• [TO DO]:
Exactly how many lines below mention "default"? Answer with that number alone.

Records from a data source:
================

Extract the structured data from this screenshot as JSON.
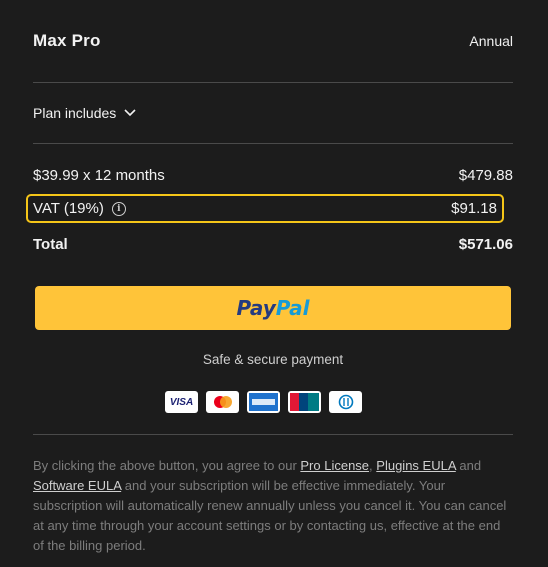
{
  "plan": {
    "name": "Max Pro",
    "period": "Annual"
  },
  "includes": {
    "label": "Plan includes"
  },
  "lines": {
    "base": {
      "label": "$39.99 x 12 months",
      "price": "$479.88"
    },
    "vat": {
      "label": "VAT (19%)",
      "price": "$91.18",
      "info_icon": "info-icon"
    },
    "total": {
      "label": "Total",
      "price": "$571.06"
    }
  },
  "payment": {
    "button_part1": "Pay",
    "button_part2": "Pal",
    "secure_text": "Safe & secure payment",
    "cards": [
      "visa",
      "mastercard",
      "amex",
      "unionpay",
      "diners"
    ]
  },
  "legal": {
    "pre": "By clicking the above button, you agree to our ",
    "link1": "Pro License",
    "sep1": ", ",
    "link2": "Plugins EULA",
    "mid": " and ",
    "link3": "Software EULA",
    "post": " and your subscription will be effective immediately. Your subscription will automatically renew annually unless you cancel it. You can cancel at any time through your account settings or by contacting us, effective at the end of the billing period."
  },
  "colors": {
    "background": "#1c1c1c",
    "paypal": "#ffc439",
    "highlight": "#f5c518"
  }
}
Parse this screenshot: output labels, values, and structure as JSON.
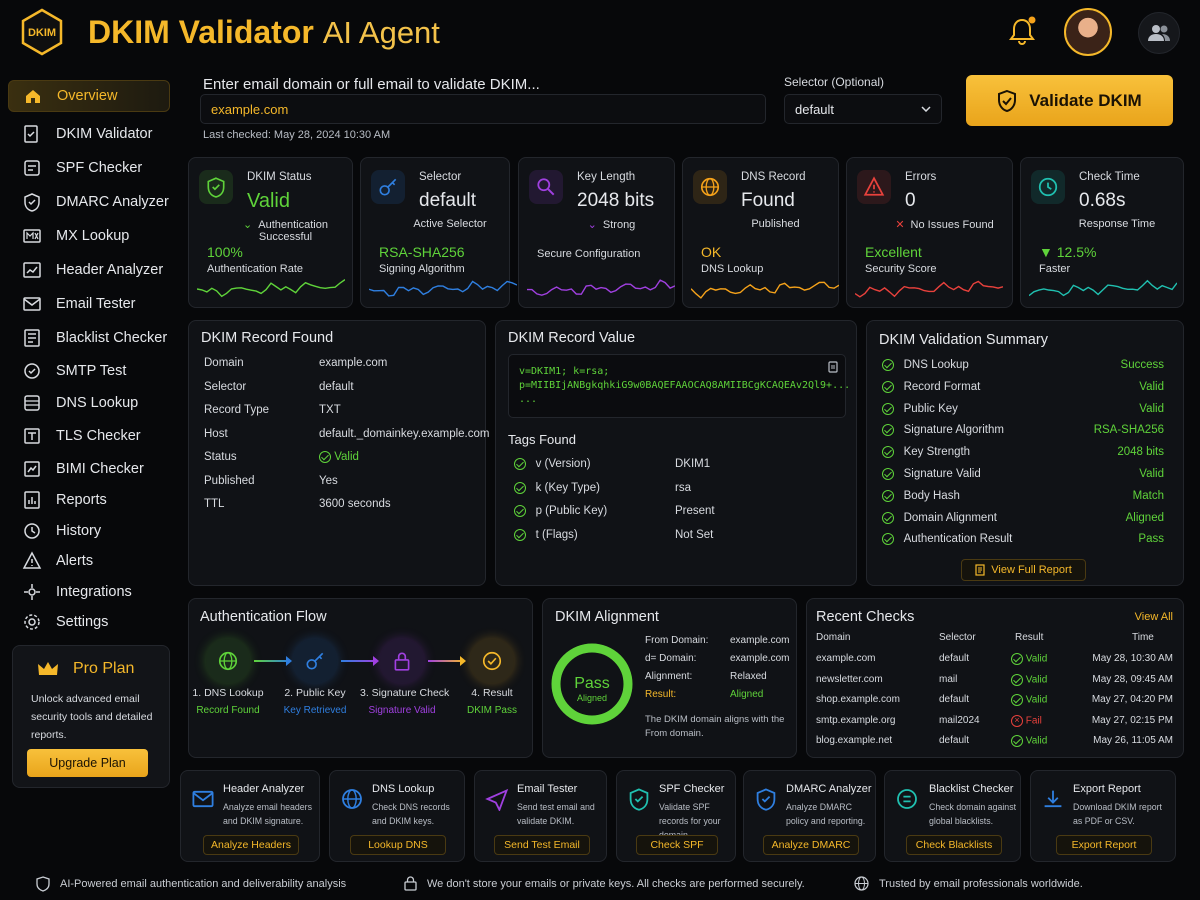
{
  "header": {
    "logo_text": "DKIM",
    "title": "DKIM Validator",
    "title_suffix": "AI Agent"
  },
  "sidebar": {
    "items": [
      {
        "label": "Overview",
        "icon": "home-icon"
      },
      {
        "label": "DKIM Validator",
        "icon": "doc-check-icon"
      },
      {
        "label": "SPF Checker",
        "icon": "spf-icon"
      },
      {
        "label": "DMARC Analyzer",
        "icon": "shield-check-icon"
      },
      {
        "label": "MX Lookup",
        "icon": "mx-icon"
      },
      {
        "label": "Header Analyzer",
        "icon": "header-icon"
      },
      {
        "label": "Email Tester",
        "icon": "mail-icon"
      },
      {
        "label": "Blacklist Checker",
        "icon": "list-icon"
      },
      {
        "label": "SMTP Test",
        "icon": "smtp-icon"
      },
      {
        "label": "DNS Lookup",
        "icon": "dns-icon"
      },
      {
        "label": "TLS Checker",
        "icon": "tls-icon"
      },
      {
        "label": "BIMI Checker",
        "icon": "bimi-icon"
      },
      {
        "label": "Reports",
        "icon": "reports-icon"
      },
      {
        "label": "History",
        "icon": "history-icon"
      },
      {
        "label": "Alerts",
        "icon": "alert-icon"
      },
      {
        "label": "Integrations",
        "icon": "integrations-icon"
      },
      {
        "label": "Settings",
        "icon": "settings-icon"
      }
    ],
    "pro": {
      "title": "Pro Plan",
      "desc": "Unlock advanced email security tools and detailed reports.",
      "button": "Upgrade Plan"
    }
  },
  "search": {
    "label": "Enter email domain or full email to validate DKIM...",
    "value": "example.com",
    "last_checked": "Last checked: May 28, 2024 10:30 AM",
    "selector_label": "Selector (Optional)",
    "selector_value": "default",
    "button": "Validate DKIM"
  },
  "cards": [
    {
      "label": "DKIM Status",
      "value": "Valid",
      "sub": "Authentication Successful",
      "big": "100%",
      "small": "Authentication Rate",
      "color": "#5fd33a"
    },
    {
      "label": "Selector",
      "value": "default",
      "sub": "Active Selector",
      "big": "RSA-SHA256",
      "small": "Signing Algorithm",
      "color": "#2f7fe0"
    },
    {
      "label": "Key Length",
      "value": "2048 bits",
      "sub": "Strong",
      "big": "",
      "small": "Secure Configuration",
      "color": "#a040e0"
    },
    {
      "label": "DNS Record",
      "value": "Found",
      "sub": "Published",
      "big": "OK",
      "small": "DNS Lookup",
      "color": "#f5a21a"
    },
    {
      "label": "Errors",
      "value": "0",
      "sub": "No Issues Found",
      "big": "Excellent",
      "small": "Security Score",
      "color": "#e8413c"
    },
    {
      "label": "Check Time",
      "value": "0.68s",
      "sub": "Response Time",
      "big": "▼ 12.5%",
      "small": "Faster",
      "color": "#20c0b0"
    }
  ],
  "record": {
    "title": "DKIM Record Found",
    "rows": [
      {
        "k": "Domain",
        "v": "example.com"
      },
      {
        "k": "Selector",
        "v": "default"
      },
      {
        "k": "Record Type",
        "v": "TXT"
      },
      {
        "k": "Host",
        "v": "default._domainkey.example.com"
      },
      {
        "k": "Status",
        "v": "Valid"
      },
      {
        "k": "Published",
        "v": "Yes"
      },
      {
        "k": "TTL",
        "v": "3600 seconds"
      }
    ]
  },
  "record_value": {
    "title": "DKIM Record Value",
    "lines": [
      "v=DKIM1; k=rsa;",
      "p=MIIBIjANBgkqhkiG9w0BAQEFAAOCAQ8AMIIBCgKCAQEAv2Ql9+...",
      "..."
    ],
    "tags_title": "Tags Found",
    "tags": [
      {
        "k": "v (Version)",
        "v": "DKIM1"
      },
      {
        "k": "k (Key Type)",
        "v": "rsa"
      },
      {
        "k": "p (Public Key)",
        "v": "Present"
      },
      {
        "k": "t (Flags)",
        "v": "Not Set"
      }
    ]
  },
  "summary": {
    "title": "DKIM Validation Summary",
    "rows": [
      {
        "k": "DNS Lookup",
        "v": "Success"
      },
      {
        "k": "Record Format",
        "v": "Valid"
      },
      {
        "k": "Public Key",
        "v": "Valid"
      },
      {
        "k": "Signature Algorithm",
        "v": "RSA-SHA256"
      },
      {
        "k": "Key Strength",
        "v": "2048 bits"
      },
      {
        "k": "Signature Valid",
        "v": "Valid"
      },
      {
        "k": "Body Hash",
        "v": "Match"
      },
      {
        "k": "Domain Alignment",
        "v": "Aligned"
      },
      {
        "k": "Authentication Result",
        "v": "Pass"
      }
    ],
    "button": "View Full Report"
  },
  "flow": {
    "title": "Authentication Flow",
    "steps": [
      {
        "label": "1. DNS Lookup",
        "status": "Record Found",
        "color": "#5fd33a"
      },
      {
        "label": "2. Public Key",
        "status": "Key Retrieved",
        "color": "#2f7fe0"
      },
      {
        "label": "3. Signature Check",
        "status": "Signature Valid",
        "color": "#a040e0"
      },
      {
        "label": "4. Result",
        "status": "DKIM Pass",
        "color": "#f5b82a"
      }
    ]
  },
  "alignment": {
    "title": "DKIM Alignment",
    "ring_main": "Pass",
    "ring_sub": "Aligned",
    "ring_fill": 1.0,
    "rows": [
      {
        "k": "From Domain:",
        "v": "example.com"
      },
      {
        "k": "d= Domain:",
        "v": "example.com"
      },
      {
        "k": "Alignment:",
        "v": "Relaxed"
      },
      {
        "k": "Result:",
        "v": "Aligned"
      }
    ],
    "note": "The DKIM domain aligns with the From domain."
  },
  "recent": {
    "title": "Recent Checks",
    "view_all": "View All",
    "headers": [
      "Domain",
      "Selector",
      "Result",
      "Time"
    ],
    "rows": [
      {
        "domain": "example.com",
        "selector": "default",
        "result": "Valid",
        "time": "May 28, 10:30 AM",
        "ok": true
      },
      {
        "domain": "newsletter.com",
        "selector": "mail",
        "result": "Valid",
        "time": "May 28, 09:45 AM",
        "ok": true
      },
      {
        "domain": "shop.example.com",
        "selector": "default",
        "result": "Valid",
        "time": "May 27, 04:20 PM",
        "ok": true
      },
      {
        "domain": "smtp.example.org",
        "selector": "mail2024",
        "result": "Fail",
        "time": "May 27, 02:15 PM",
        "ok": false
      },
      {
        "domain": "blog.example.net",
        "selector": "default",
        "result": "Valid",
        "time": "May 26, 11:05 AM",
        "ok": true
      }
    ]
  },
  "tools": [
    {
      "title": "Header Analyzer",
      "desc": "Analyze email headers and DKIM signature.",
      "button": "Analyze Headers",
      "icon": "mail-icon",
      "color": "#2f7fe0"
    },
    {
      "title": "DNS Lookup",
      "desc": "Check DNS records and DKIM keys.",
      "button": "Lookup DNS",
      "icon": "globe-icon",
      "color": "#2f7fe0"
    },
    {
      "title": "Email Tester",
      "desc": "Send test email and validate DKIM.",
      "button": "Send Test Email",
      "icon": "send-icon",
      "color": "#a040e0"
    },
    {
      "title": "SPF Checker",
      "desc": "Validate SPF records for your domain.",
      "button": "Check SPF",
      "icon": "shield-icon",
      "color": "#20c0b0"
    },
    {
      "title": "DMARC Analyzer",
      "desc": "Analyze DMARC policy and reporting.",
      "button": "Analyze DMARC",
      "icon": "shield-check-icon",
      "color": "#2f7fe0"
    },
    {
      "title": "Blacklist Checker",
      "desc": "Check domain against global blacklists.",
      "button": "Check Blacklists",
      "icon": "blacklist-icon",
      "color": "#20c0b0"
    },
    {
      "title": "Export Report",
      "desc": "Download DKIM report as PDF or CSV.",
      "button": "Export Report",
      "icon": "download-icon",
      "color": "#2f7fe0"
    }
  ],
  "footer": {
    "left": "AI-Powered email authentication and deliverability analysis",
    "center": "We don't store your emails or private keys. All checks are performed securely.",
    "right": "Trusted by email professionals worldwide."
  }
}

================

• [RESPONSE FOR THIS EXERCISE]:
7